Exercise
In how many lines of the listing does the word "this" appear? Reply with the number only.

****

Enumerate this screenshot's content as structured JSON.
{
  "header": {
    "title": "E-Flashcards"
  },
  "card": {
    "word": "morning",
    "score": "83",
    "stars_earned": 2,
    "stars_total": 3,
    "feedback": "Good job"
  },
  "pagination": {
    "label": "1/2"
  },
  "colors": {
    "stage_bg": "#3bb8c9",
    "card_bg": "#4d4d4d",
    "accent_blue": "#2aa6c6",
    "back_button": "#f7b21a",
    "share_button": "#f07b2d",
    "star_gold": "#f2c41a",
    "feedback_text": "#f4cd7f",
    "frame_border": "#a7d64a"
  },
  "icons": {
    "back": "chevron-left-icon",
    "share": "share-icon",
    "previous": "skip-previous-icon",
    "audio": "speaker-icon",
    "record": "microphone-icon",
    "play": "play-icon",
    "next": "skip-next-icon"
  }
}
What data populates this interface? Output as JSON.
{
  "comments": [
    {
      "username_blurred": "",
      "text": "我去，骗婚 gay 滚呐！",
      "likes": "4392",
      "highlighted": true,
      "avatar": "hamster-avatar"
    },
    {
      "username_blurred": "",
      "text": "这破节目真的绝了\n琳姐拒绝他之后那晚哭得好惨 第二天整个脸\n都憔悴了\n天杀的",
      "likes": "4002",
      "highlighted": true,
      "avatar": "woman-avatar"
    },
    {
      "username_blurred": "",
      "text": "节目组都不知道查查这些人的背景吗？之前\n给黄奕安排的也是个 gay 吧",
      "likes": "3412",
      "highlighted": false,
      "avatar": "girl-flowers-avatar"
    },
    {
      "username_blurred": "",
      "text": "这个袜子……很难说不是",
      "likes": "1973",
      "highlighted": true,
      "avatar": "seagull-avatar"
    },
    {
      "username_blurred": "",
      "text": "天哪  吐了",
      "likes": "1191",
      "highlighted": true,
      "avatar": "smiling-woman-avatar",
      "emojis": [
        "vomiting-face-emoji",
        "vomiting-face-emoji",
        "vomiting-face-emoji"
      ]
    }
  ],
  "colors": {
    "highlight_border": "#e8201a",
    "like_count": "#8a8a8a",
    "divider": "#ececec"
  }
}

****

Answer section
2